Illya Goldman Gubin is an interdisciplinary artist based in Berlin. His label IGG bridges the gap between fashion, art, and interior. The artist’s current exhibition KARTON breaks existing connotations and automatically established connections between objects and their logical properties. Illya Goldman Gubin creates objects that violate every rule we have placed on this matter. Paper and cardboard, for us unstable, fragile but useful objects with a limited duration, become something that carries us and is integrated into our area of living.
First of all: How did you get into art?
Originally, I come from the fashion industry.
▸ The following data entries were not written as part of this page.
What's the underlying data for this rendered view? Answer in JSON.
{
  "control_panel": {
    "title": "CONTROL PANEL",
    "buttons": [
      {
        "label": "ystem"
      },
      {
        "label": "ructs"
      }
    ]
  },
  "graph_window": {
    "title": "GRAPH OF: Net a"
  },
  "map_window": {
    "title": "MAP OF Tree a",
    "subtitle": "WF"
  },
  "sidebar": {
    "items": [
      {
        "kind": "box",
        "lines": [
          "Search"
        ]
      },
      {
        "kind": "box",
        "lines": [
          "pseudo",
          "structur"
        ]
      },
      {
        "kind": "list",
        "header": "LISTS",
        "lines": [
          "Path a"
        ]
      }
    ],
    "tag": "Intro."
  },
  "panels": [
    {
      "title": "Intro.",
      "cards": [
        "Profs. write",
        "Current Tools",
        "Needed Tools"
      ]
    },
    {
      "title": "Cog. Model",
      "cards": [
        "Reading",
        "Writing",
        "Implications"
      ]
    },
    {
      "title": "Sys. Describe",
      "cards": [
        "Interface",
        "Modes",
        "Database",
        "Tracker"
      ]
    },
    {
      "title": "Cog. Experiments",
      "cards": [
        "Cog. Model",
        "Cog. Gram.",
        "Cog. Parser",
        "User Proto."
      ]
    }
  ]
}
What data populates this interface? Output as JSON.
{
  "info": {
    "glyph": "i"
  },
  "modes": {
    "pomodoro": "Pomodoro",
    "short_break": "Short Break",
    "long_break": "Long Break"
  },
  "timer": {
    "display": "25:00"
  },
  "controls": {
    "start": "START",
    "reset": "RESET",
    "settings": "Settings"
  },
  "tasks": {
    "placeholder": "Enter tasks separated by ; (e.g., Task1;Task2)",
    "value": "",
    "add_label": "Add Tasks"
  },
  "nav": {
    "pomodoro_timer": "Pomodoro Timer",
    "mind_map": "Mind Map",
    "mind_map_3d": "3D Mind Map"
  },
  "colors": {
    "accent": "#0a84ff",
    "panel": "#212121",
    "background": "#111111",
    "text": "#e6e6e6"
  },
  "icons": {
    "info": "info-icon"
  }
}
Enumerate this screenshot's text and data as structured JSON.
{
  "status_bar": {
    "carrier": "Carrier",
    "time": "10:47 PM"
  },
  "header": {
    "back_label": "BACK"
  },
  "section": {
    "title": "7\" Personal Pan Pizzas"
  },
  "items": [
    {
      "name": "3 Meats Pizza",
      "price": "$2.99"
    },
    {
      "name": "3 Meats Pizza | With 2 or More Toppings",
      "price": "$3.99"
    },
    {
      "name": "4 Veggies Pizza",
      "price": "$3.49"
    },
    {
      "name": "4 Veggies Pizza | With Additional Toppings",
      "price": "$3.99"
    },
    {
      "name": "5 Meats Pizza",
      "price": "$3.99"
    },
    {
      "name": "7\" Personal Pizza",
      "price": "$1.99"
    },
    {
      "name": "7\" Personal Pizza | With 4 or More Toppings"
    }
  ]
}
Several years ago, fashion brought me to photography and photography brought me to art.
What was your very first project?
My first real project was under the former atelier name “97cm” – it was a ladder cut on one side, attached to a solid vertical concrete wall, symbolizing the skeleton of two bodies behind the former collective.
Your exhibition “Karton” is kind of related to your childhood and the place where grew up. What does home mean to you?
I donʼt think I have a feeling of home as a rational space. I donʼt think home has a physical spatiality. I think, home is our inner selfs. As soon as we can close our eyes and meditate or think and analyze, this could be the closest to home.
Regarding furniture as an object in a living space, this is also really important to me. I believe in a healing energy through art or objects that provoke a better well-being.
Art in general has the character of being special and fragile, something that you would not actually touch. But here you are transferring art into the interior area and turning something that we know as “inviolable” into a piece of furniture. Something rather fragile becomes something that suddenly even gives us support. Why did you explicitly choose cardboard boxes here?
My whole practice is aimed at the need to touch art. Without interaction, my artworks are not finished. Due to countless impressions and stimuli that our nervous system has to process in today’s society, our mind often relies on experiences in order to orientate our actions towards familiar situations or familiar materials. Cardboard as a material is programmed as a fragile medium in our subconscious – an experience is already pre-programed even without a physical event. This is also the importance of staying true to the material in its raw aesthetic. As soon as a spectator touch or sit on the cardboard object, they will recognize the illusion that their subliminal self has created and find themselves in the unknown. The idea of an object that we once carried, but now also can carry us really interested me to analyze. For this, a physical space and spectators are necessary. I must see the first and honest reaction of visitors as soon as they approach a physical connection with the artworks or in this case with the design objects. I think this first touch, this first reaction, creates a sort of energy or aura that is emitted through the interaction. This interaction enables us to overcome cognitive boundaries and become present. We begin to understand how much our organism is automated.
Where exactly does your connection to cardboard boxes come from?
My work always arises from one and the same starting point. It arises from a medium that plays a crucial role in each of my works. I’m referring to epoxy resin. This starting point I consider also as parameters from which I never break out. However, between these parameters, anything can occur. These principles help me to stay myself. I perceive epoxy resin as water – and thus ideas arise from the combination of that medium with other materials where water could also have an important influence. The idea to work with cardboard came during the pandemic. There was less need to be „everywhere“ and more need to be here and now. Through my own inner reflection I remembered my youth in Ukraine and how I used to play with cardboard boxes – that’s where the idea came from.
You also have a fashion context in your work, with “Step in Art” you present shoes that virtually carry a part of your art with them. To what extent is it interesting for you to connect art to fashion?
I see my clothing as a continuation of my artworks. It is not a fashion line, but works of art that are created from works of art. Since I started my work, one of the goals was to build a bridge between the art and the fashion world. There are a lot of young fashion driven individuals who would be interested in the art itself. It’s really important to me to make the accessibility easier and reasonable. I believe through the clothes, which are connected to art and also have a deeper meaning, a door can be opened into the new nothingness. And from nothingness emerge enormous possibilities.
NFTs and digital art is becoming increasingly important in the art scene. What do you think about this direction and what does that mean to you as an artist?
I believe it’s a new way of art and a new way of selling art. I think it is a small step to a bigger future. There is no stop for digitalization. I believe in crypto technology. Nevertheless, whenever a trend comes, there will always be a movement against it. I’m not against it, but my work need a physical interaction. But I also think creatives should be able to adapt to a certain reality. With the new way there are new possibilities to create new ideas.